organization
publishing date
type
Contribution to journal
publication status
in press
subject
keywords
Advocacy, Civil society organizations, Competition, Resource dependence, Service function
in
Voluntas
pages
22 pages
publisher
Springer
external identifiers
  • scopus:85027179117
ISSN
0957-8765
DOI
10.1007/s11266-017-9900-y
language
English
LU publication?
yes
id
4d3003fc-adcf-47f7-b615-878c277d5595
date added to LUP
2017-08-29 13:08:04
date last changed
2017-08-29 13:08:04
@article{4d3003fc-adcf-47f7-b615-878c277d5595,
  abstract     = {<p>Key functions of civil society organizations (CSOs) are to criticize governments and to hold them to account. Recent trends of privatization and contracting out challenge CSOs’ opportunities to voice such criticism. The purpose of this article is to analyse whether and why CSOs ‘hold back their criticism’ of public authorities, and how a compromised advocacy can be linked to financial, organizational and institutional factors. The article draws on an original survey of 2678 Swedish CSOs. The analyses show that certain levels of funding make CSOs more likely to hold back in their criticism, but also organizational and institutional factors play a role. The results identify the importance of distinguishing between objective and subjective factors related to how dependency is framed.
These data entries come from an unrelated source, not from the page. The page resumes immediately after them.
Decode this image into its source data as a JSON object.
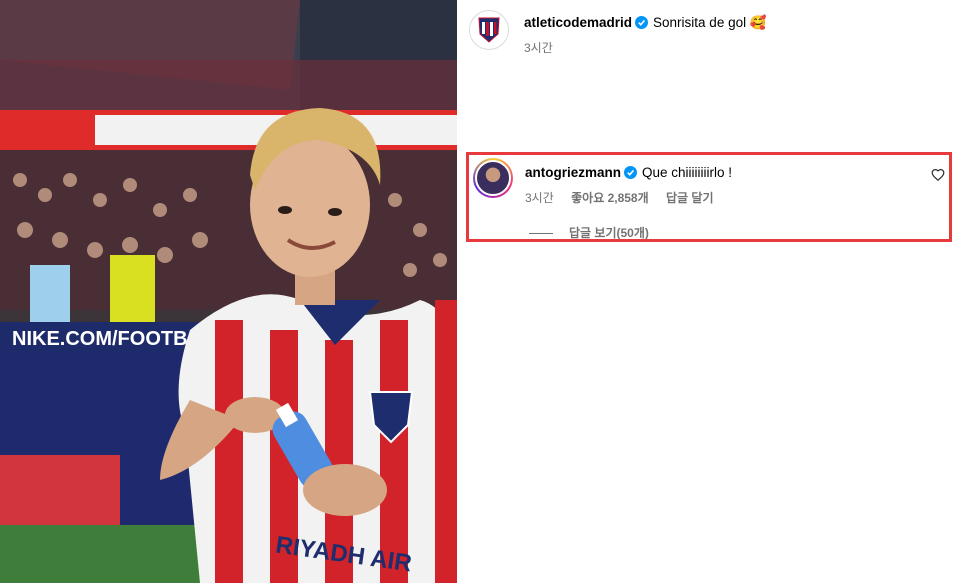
{
  "post": {
    "username": "atleticodemadrid",
    "caption": "Sonrisita de gol 🥰",
    "time": "3시간"
  },
  "comment": {
    "username": "antogriezmann",
    "text": "Que chiiiiiiiirlo !",
    "time": "3시간",
    "likes": "좋아요 2,858개",
    "reply": "답글 달기",
    "view_replies": "답글 보기(50개)"
  },
  "photo": {
    "ad_board": "NIKE.COM/FOOTBALL",
    "sponsor": "RIYADH AIR"
  },
  "colors": {
    "highlight": "#e8393c",
    "verified": "#0095f6",
    "muted": "#737373"
  }
}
It is the felt needs, experiences and perceptions of CSOs themselves that make hem prone to the strategic choice to hold back criticism of public authorities.</p>},
  author       = {Arvidson, Malin and Johansson, Håkan and Scaramuzzino, Roberto},
  issn         = {0957-8765},
  keyword      = {Advocacy,Civil society organizations,Competition,Resource dependence,Service function},
  language     = {eng},
  month        = {08},
  pages        = {1--22},
  publisher    = {Springer},
  series       = {Voluntas},
  title        = {Advocacy Compromised : How Financial, Organizational and Institutional Factors Shape Advocacy Strategies of Civil Society Organizations},
  url          = {http://dx.doi.org/10.1007/s11266-017-9900-y},
  year         = {2017},
}